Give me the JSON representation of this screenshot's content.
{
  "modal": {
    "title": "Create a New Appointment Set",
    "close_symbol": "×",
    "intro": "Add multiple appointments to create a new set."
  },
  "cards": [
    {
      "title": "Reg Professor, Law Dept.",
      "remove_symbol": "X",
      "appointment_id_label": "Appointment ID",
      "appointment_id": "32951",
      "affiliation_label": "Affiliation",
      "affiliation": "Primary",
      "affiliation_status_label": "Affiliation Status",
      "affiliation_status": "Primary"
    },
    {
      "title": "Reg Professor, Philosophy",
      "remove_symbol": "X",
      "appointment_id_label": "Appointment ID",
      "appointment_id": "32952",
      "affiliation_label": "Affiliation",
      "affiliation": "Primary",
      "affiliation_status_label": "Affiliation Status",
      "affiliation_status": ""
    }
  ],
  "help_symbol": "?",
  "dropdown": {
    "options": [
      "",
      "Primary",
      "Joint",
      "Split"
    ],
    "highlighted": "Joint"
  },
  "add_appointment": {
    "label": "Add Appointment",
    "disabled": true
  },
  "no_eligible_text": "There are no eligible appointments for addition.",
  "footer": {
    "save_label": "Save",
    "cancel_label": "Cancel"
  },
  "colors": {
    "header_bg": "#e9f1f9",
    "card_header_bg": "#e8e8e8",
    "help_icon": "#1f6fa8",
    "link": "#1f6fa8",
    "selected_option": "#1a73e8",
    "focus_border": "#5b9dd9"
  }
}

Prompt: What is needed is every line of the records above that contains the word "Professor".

Task solution:
      "title": "Reg Professor, Law Dept.",
      "title": "Reg Professor, Philosophy",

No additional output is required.